Manuel Cedeno / Contributing writer

Biscayne Bay Campus has regained its quiet.

After a solid three weeks, freshmen and new transfer students have adjusted. What at first seemed like an overcrowded, tangled-web of a campus, is now a seamless flow of students maneuvering the hallways through efficient avenues.

At this time, the Student Government Association at BBC, in efforts to introduce itself to new students, also likes to gauge the student body in terms of population, declared majors, perspectives on campus food quality and other  issues that affect daily life on campus.

In a recent effort to compile feedback, SGA-BBC sent out an email to all students with an attached survey.

At first glance, the questions may seem pointless and redundant; however, all questions are carefully thought out beforehand to help SGA to address concerns students may have about any facet of BBC.

“Every year we try to ascertain what some of the concerns of the students are.  In essence, the main goal of this survey is just to get an idea of what the student population is here at BBC, where [the students] are, and let them know what we do,” said Pablo Haspel, president of SGC-BBC.  “Obviously it’s a lot easier to help them out if they know who we are, and if they have any issues they can come talk to us.”

One of the burdens that seem to be on every one’s mind is the cafeteria.  Haspel would like everyone to know that SGA is very aware of this and is doing everything in their power to assess the situation.

“Food choices have been a concern for a while now. Something we do try to address every year. With the move of the cafeteria from the second floor to the new wing, food options also changed slightly, so we do have some [better] options,” Haspel said.  “Last year, one of the locations changed and became Bistro Subs, a healthier choice.

According to Haspel, students  need to remember that at the end of the day, it’s a business and vendors do need to make some type of profit out of it. So in terms of hours, food and prices, they need be able to sustain their business while still maintaining profitability.

“I am happy to say though that business has been improving and growing, making it easier to change or add-on to the current food options,” said Haspel.

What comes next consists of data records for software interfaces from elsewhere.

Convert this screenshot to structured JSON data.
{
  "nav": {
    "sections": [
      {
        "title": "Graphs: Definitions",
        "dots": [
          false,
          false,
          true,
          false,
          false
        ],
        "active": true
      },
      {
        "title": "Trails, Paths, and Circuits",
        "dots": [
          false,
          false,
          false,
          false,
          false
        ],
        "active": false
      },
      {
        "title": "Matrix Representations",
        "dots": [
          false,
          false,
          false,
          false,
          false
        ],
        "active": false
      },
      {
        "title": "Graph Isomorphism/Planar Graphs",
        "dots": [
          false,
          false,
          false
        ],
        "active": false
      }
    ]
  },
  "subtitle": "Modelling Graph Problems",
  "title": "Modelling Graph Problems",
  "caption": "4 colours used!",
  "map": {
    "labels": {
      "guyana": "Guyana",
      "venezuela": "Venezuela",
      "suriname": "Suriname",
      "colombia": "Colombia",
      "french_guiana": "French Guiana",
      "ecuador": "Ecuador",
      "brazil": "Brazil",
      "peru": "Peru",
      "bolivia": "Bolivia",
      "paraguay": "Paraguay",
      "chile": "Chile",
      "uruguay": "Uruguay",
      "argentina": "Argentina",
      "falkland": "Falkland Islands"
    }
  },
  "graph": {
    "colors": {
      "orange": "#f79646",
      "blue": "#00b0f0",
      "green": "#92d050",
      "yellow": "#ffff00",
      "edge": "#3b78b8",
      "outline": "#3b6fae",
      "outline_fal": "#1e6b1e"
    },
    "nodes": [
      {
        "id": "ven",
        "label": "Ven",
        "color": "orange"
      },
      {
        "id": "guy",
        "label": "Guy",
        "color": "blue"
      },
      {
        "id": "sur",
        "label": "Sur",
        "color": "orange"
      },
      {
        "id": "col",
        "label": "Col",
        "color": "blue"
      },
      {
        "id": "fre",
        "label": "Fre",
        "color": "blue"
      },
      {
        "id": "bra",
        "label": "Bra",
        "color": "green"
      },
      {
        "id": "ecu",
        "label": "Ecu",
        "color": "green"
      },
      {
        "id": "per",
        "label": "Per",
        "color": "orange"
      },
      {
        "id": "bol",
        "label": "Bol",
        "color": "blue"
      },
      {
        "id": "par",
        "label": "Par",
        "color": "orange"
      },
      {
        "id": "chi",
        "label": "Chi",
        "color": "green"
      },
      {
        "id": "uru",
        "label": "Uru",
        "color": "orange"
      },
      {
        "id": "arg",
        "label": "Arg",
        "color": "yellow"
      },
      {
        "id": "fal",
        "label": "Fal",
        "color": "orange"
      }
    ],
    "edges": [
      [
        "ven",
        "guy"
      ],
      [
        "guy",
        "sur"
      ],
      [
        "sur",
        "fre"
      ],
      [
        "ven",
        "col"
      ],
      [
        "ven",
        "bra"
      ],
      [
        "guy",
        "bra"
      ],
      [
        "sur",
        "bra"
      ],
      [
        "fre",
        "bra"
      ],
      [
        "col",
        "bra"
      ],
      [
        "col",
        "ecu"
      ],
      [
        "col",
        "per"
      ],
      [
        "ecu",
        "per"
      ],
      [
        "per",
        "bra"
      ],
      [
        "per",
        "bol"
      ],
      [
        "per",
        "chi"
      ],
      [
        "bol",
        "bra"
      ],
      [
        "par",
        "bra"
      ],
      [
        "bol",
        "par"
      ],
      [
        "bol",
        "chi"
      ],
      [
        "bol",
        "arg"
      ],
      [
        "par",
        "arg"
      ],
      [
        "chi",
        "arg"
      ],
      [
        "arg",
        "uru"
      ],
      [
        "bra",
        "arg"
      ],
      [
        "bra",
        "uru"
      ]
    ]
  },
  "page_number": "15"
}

Another question on the survey asked students to estimate how many hours a week they spent at certain places on campus, such as the Wolfe Center, library, cafeteria, recreation center, or other.

“I came up with the idea [in order] to know where students usually go between classes, so if, for example, we want to plan an event at a specific time of the day or afternoon, we know where most of the student body [hangs out] and can plan accordingly,” said Student Advocacy Committee Chair, Carolina Krauskopf.

Questions like this help Krauskopf, who also generated the questions on the survey, map out the student population in correlation to where they spend most of their time on campus when not in the classroom.

The survey also allows students to voice any questions or opinions they may have as well, and are not bound a few multiple choice inquiries.

“I definitely feel the gym needs to be open later.  I transferred from the Modesto Maidique Campus a few semesters ago and the gym over there is open until midnight, Monday through Thursday.  Nothing like finishing a stressful day at school with a good workout, 10 p.m. is just too early when some classes finish as late at 9 p.m.” said senior and hospitality student, Braian Briceño.

Those who may have not received the survey through the email can access it through the SGC-BBC Facebook page.